STRAINED HOSPITALITY: It was a sign of the destitution of the migrant workers interviewed in Ben Lynfield's story (this page) that they were not able to offer up a chair or the black coffee that is an integral part of the Palestinian ritual of receiving guests. "Nor were they able to extend their characteristic hospitality by offering fruits," says Ben.
"A few days later, however, my host for a story in a southern West Bank town a fruit farmer sat behind two large piles of plums and said: 'I'll give you as many plums as you want, but you have to go pick them.' Due to Israel's strict military closure, the plum farmers in that town cannot get their produce to market, Ben explains, so much of the fruit is left on the trees.
CHILDHOOD MEMORIES: In reporting a story on efforts to lift low birth rates in Germany (page 1), reporter Isabelle de Pommereau thought of how different her own family's situation is back home in her native France and how different approaches to childrearing can be.

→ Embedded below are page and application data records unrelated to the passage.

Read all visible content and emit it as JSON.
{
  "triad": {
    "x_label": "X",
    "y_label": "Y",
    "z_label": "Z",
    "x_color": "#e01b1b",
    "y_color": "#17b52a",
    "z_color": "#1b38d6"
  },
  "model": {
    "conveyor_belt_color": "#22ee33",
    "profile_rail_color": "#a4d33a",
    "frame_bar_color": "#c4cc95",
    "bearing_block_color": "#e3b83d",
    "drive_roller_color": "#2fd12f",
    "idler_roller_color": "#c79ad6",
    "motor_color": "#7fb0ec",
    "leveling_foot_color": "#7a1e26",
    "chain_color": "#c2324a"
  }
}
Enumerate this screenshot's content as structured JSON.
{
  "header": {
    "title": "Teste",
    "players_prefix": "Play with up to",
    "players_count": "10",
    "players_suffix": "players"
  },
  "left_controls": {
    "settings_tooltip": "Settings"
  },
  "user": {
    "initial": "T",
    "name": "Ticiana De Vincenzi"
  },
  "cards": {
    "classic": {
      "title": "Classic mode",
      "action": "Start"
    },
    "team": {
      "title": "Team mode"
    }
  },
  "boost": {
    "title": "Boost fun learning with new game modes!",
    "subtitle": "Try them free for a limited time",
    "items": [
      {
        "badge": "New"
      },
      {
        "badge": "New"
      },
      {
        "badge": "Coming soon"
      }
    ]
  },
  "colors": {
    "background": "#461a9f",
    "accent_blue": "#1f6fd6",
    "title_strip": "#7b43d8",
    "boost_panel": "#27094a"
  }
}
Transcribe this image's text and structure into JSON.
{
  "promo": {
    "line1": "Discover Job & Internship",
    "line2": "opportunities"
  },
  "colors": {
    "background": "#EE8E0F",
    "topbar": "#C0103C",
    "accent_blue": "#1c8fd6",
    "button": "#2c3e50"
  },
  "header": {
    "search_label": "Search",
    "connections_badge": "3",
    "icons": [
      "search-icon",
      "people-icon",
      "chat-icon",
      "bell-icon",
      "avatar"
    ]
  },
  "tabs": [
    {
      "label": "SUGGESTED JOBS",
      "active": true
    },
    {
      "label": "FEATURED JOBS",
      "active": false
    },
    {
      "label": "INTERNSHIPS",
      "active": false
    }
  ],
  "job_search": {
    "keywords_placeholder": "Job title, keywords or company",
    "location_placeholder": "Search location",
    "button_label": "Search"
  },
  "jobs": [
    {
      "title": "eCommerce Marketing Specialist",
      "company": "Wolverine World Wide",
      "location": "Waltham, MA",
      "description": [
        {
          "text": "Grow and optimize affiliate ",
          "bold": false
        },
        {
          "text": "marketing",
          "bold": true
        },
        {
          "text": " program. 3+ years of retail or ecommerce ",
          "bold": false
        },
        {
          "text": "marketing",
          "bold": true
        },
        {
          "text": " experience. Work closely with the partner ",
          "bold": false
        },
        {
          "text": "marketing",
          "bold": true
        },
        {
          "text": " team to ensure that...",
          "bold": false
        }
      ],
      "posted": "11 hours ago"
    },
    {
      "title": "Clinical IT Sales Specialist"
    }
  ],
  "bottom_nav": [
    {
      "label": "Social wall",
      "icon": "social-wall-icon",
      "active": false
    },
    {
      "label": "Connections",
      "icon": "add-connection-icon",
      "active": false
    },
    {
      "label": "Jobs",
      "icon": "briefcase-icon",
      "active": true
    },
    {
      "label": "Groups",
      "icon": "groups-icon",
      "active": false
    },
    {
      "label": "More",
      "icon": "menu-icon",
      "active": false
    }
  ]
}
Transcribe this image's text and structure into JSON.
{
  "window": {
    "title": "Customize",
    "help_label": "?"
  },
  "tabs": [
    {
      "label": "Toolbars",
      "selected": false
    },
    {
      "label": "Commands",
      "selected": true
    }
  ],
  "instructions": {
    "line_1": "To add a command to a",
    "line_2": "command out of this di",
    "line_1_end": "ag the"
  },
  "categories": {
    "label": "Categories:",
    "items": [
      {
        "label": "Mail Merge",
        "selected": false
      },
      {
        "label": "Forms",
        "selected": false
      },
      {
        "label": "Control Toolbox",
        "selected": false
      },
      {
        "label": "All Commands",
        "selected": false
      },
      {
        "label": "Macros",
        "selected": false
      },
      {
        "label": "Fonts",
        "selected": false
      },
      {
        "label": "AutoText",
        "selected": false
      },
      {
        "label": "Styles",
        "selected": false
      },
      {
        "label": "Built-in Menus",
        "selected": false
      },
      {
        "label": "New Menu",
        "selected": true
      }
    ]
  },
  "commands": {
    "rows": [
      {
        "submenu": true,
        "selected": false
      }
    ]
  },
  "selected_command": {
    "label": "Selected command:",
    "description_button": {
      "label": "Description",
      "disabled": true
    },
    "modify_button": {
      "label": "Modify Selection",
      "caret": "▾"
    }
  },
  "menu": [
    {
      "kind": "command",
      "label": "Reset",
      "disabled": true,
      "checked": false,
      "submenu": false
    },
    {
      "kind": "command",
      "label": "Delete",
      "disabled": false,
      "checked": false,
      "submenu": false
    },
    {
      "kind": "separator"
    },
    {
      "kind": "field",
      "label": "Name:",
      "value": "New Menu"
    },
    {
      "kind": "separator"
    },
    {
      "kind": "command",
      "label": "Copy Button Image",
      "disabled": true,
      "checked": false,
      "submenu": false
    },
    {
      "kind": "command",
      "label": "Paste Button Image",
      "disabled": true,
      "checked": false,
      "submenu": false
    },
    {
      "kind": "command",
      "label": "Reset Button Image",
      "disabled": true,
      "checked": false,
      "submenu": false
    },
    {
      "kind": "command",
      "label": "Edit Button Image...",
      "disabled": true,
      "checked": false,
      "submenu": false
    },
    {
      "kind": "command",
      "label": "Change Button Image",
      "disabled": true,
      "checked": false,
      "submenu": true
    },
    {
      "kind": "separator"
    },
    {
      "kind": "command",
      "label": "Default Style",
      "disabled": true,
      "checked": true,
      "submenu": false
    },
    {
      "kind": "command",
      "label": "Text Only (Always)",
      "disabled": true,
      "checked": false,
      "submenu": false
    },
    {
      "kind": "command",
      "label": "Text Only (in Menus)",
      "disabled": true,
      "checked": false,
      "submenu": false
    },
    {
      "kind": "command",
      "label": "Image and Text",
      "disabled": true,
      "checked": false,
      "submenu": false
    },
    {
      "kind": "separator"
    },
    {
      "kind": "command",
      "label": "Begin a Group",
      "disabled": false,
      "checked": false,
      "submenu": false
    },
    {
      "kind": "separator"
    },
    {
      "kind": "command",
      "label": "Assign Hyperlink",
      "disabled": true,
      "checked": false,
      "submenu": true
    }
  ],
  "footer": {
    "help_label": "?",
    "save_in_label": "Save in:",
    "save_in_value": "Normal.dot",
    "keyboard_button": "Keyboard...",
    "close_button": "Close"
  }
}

Isabelle grew up with six siblings, and all of her brothers and sisters now have at least four children. "And they don't hesitate to leave them at a friend's house or in day care which Germans rarely do," says Isabelle. "In Germany, there is a tendency to believe that it's not good to leave your child anywhere. It's just a different mentality."
The other big contrast? Size. "A family with four children you just don't find that here in Germany," says Isabelle.